The compromised data, which includes real names, login names, email addresses and internal service-related details, was initially offered for sale on the now defunct Breached hacking forum in January 2023 for $1500. 

Despite Duolingo’s confirmation to The Record that the data was sourced from publicly available profiles, the leaked email addresses are particularly alarming as they are not public information and can facilitate targeted phishing attempts.

“We’re aware of this report. These records were obtained by data scraping public profile information. We have no indication that our systems were compromised. We take data privacy and security seriously and are continuing to investigate this matter to determine if any further action is needed to protect our learners,” a spokesperson from the company confirmed to Infosecurity in an email. 

“This is yet another example of why every online service should take proactive security measures to prevent mass data scraping,” commented Roger Grimes, data-driven defense evangelist at KnowBe4.

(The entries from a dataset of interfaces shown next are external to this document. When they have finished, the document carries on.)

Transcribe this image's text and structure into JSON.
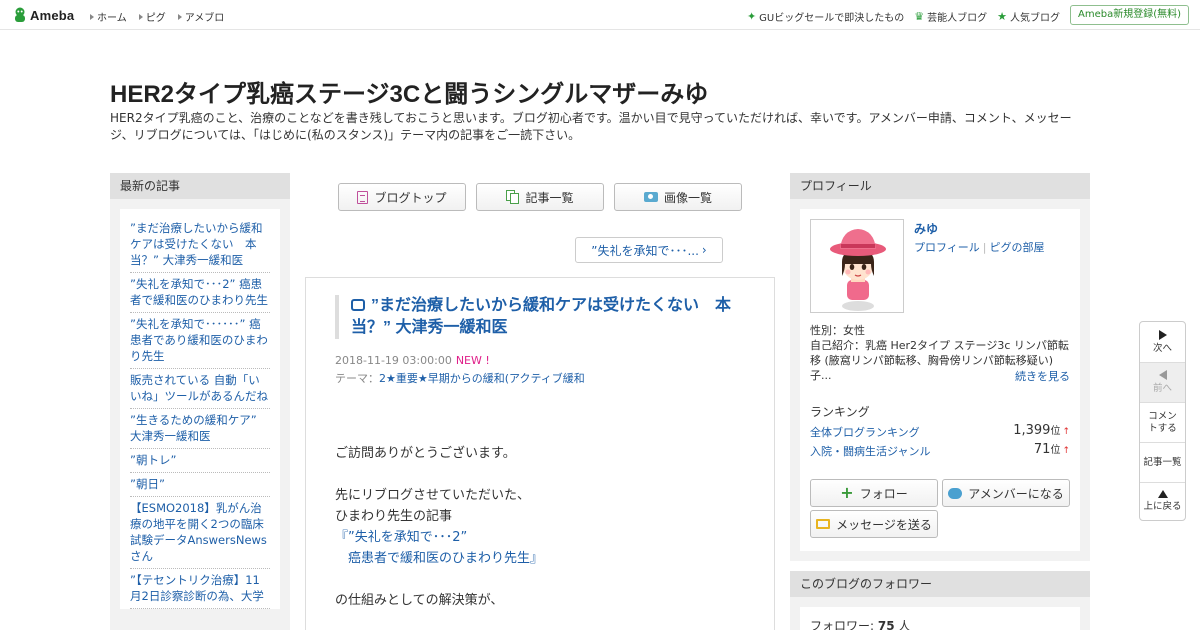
{
  "topbar": {
    "logo_text": "Ameba",
    "nav": [
      "ホーム",
      "ピグ",
      "アメブロ"
    ],
    "right_links": [
      "GUビッグセールで即決したもの",
      "芸能人ブログ",
      "人気ブログ"
    ],
    "signup_label": "Ameba新規登録(無料)"
  },
  "header": {
    "title": "HER2タイプ乳癌ステージ3Cと闘うシングルマザーみゆ",
    "description": "HER2タイプ乳癌のこと、治療のことなどを書き残しておこうと思います。ブログ初心者です。温かい目で見守っていただければ、幸いです。アメンバー申請、コメント、メッセージ、リブログについては、「はじめに(私のスタンス)」テーマ内の記事をご一読下さい。"
  },
  "left_sidebar": {
    "heading": "最新の記事",
    "items": [
      "”まだ治療したいから緩和ケアは受けたくない　本当？” 大津秀一緩和医",
      "”失礼を承知で･･･2” 癌患者で緩和医のひまわり先生",
      "”失礼を承知で･･････” 癌患者であり緩和医のひまわり先生",
      "販売されている 自動「いいね」ツールがあるんだね",
      "”生きるための緩和ケア” 大津秀一緩和医",
      "”朝トレ”",
      "”朝日”",
      "【ESMO2018】乳がん治療の地平を開く2つの臨床試験データAnswersNewsさん",
      "”【テセントリク治療】11月2日診察診断の為、大学"
    ]
  },
  "center": {
    "buttons": [
      "ブログトップ",
      "記事一覧",
      "画像一覧"
    ],
    "next_link": "”失礼を承知で･･･..."
  },
  "article": {
    "title": "”まだ治療したいから緩和ケアは受けたくない　本当？” 大津秀一緩和医",
    "date": "2018-11-19 03:00:00",
    "new_badge": "NEW !",
    "theme_label": "テーマ：",
    "theme": "2★重要★早期からの緩和(アクティブ緩和",
    "body": {
      "p1": "ご訪問ありがとうございます。",
      "p2a": "先にリブログさせていただいた、",
      "p2b": "ひまわり先生の記事",
      "link1": "『”失礼を承知で･･･2”",
      "link2": "　癌患者で緩和医のひまわり先生』",
      "p3": "の仕組みとしての解決策が、"
    }
  },
  "profile": {
    "heading": "プロフィール",
    "name": "みゆ",
    "link_profile": "プロフィール",
    "link_room": "ピグの部屋",
    "gender": "性別：女性",
    "intro": "自己紹介：乳癌 Her2タイプ ステージ3c リンパ節転移 (腋窩リンパ節転移、胸骨傍リンパ節転移疑い) 子...",
    "more": "続きを見る",
    "ranking_title": "ランキング",
    "rank_all_label": "全体ブログランキング",
    "rank_all_value": "1,399",
    "rank_genre_label": "入院・闘病生活ジャンル",
    "rank_genre_value": "71",
    "rank_unit": "位",
    "rank_arrow": "↑",
    "follow_label": "フォロー",
    "amember_label": "アメンバーになる",
    "message_label": "メッセージを送る"
  },
  "followers": {
    "heading": "このブログのフォロワー",
    "label": "フォロワー: ",
    "count": "75",
    "unit": " 人"
  },
  "floatnav": {
    "next": "次へ",
    "prev": "前へ",
    "comment": "コメントする",
    "list": "記事一覧",
    "top": "上に戻る"
  },
  "colors": {
    "link": "#1e5fa8",
    "accent_green": "#2a9d3a",
    "new_badge": "#e0208a"
  }
}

“The ability of a scammer to link someone’s service, in this case Duolingo, to their email address and name will allow more realistic phishing attempts. More people will fall for those scams than they otherwise would.”

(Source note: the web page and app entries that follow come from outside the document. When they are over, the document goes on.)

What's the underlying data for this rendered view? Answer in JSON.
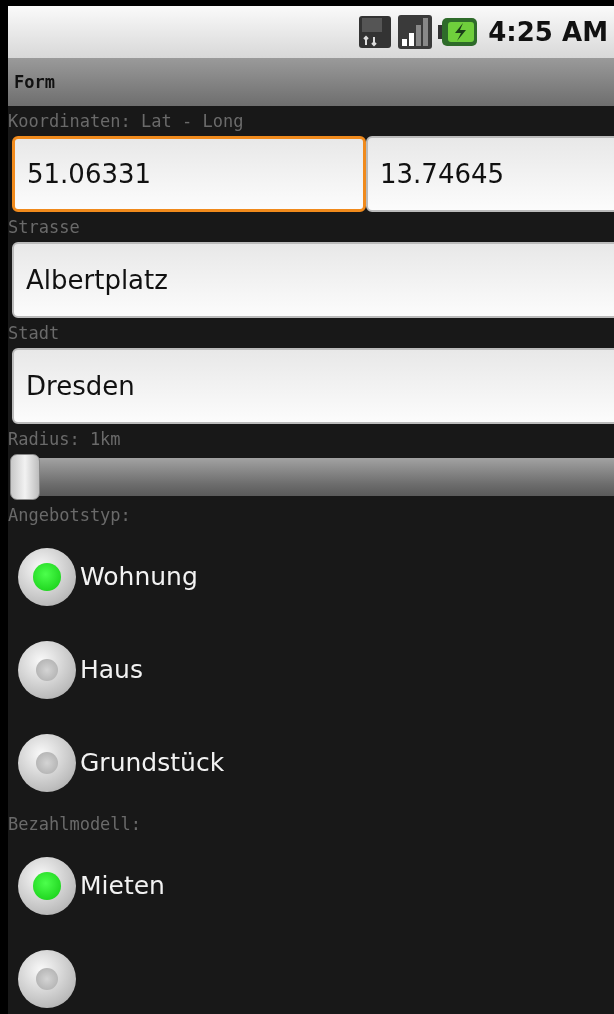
{
  "status_bar": {
    "time": "4:25 AM"
  },
  "title_bar": {
    "title": "Form"
  },
  "coordinates": {
    "label": "Koordinaten: Lat - Long",
    "fields": [
      {
        "value": "51.06331",
        "focused": true
      },
      {
        "value": "13.74645",
        "focused": false
      }
    ]
  },
  "street": {
    "label": "Strasse",
    "value": "Albertplatz"
  },
  "city": {
    "label": "Stadt",
    "value": "Dresden"
  },
  "radius": {
    "label": "Radius: 1km",
    "level": 0
  },
  "offer_type": {
    "label": "Angebotstyp:",
    "options": [
      {
        "label": "Wohnung",
        "selected": true
      },
      {
        "label": "Haus",
        "selected": false
      },
      {
        "label": "Grundstück",
        "selected": false
      }
    ]
  },
  "payment_model": {
    "label": "Bezahlmodell:",
    "options": [
      {
        "label": "Mieten",
        "selected": true
      },
      {
        "selected": false
      }
    ]
  }
}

The scraped dataset was brought to light by VX-Underground on the social media platform X on Monday, and it was made available on a new version of the Breached hacking forum. The cost of accessing this dataset was set at eight site credits, which is just $2.13.

The breach reportedly originated from an exposed application programming interface (API), discovered in March 2023, that enables the retrieval of user profile information. This API inadvertently permitted unauthorized access to email addresses associated with Duolingo accounts. 

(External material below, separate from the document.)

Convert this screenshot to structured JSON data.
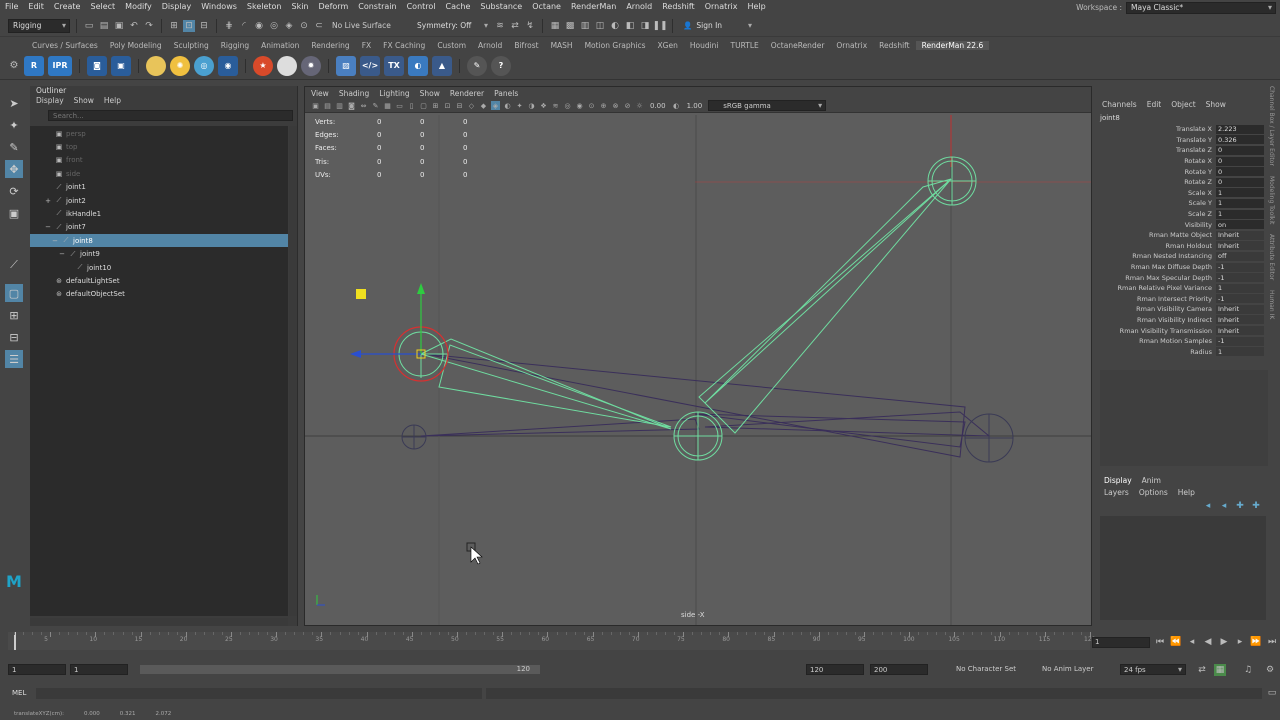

Despite the potential consequences of the breach, Duolingo has not commented on why the API remains accessible even after abuse was reported earlier in the year. 

“This incident underscores that not all attacks on digital resources involve traditional hacking techniques,” explained Jason Kent, hacker in residence at Cequence Security.

“Instead, attackers are increasingly focused on manipulating the functionalities of web apps, mobile apps, and APIs using automated tools like bots.”

Also commenting on the breach, George McGregor, VP at Approov, criticized Duolingo for its apparent negligence, highlighting several concerning aspects. McGregor outlined the problems, including the API’s tendency to provide public profile data solely based on a username, lacking additional verification measures. 

He also pointed out that automated scraping was enabled due to the API not having backend checks to ensure requests originated from legitimate apps. Furthermore, he revealed that the problem had been identified before but had not been rectified, raising questions about the company’s handling of security issues.

“A good mobile security solution can be used to address these issues and restrict API access to properly validated app instances,” McGregor concluded.

As phishing attacks become increasingly sophisticated, users are advised to remain vigilant against unsolicited communications and to verify the legitimacy of requests for sensitive information.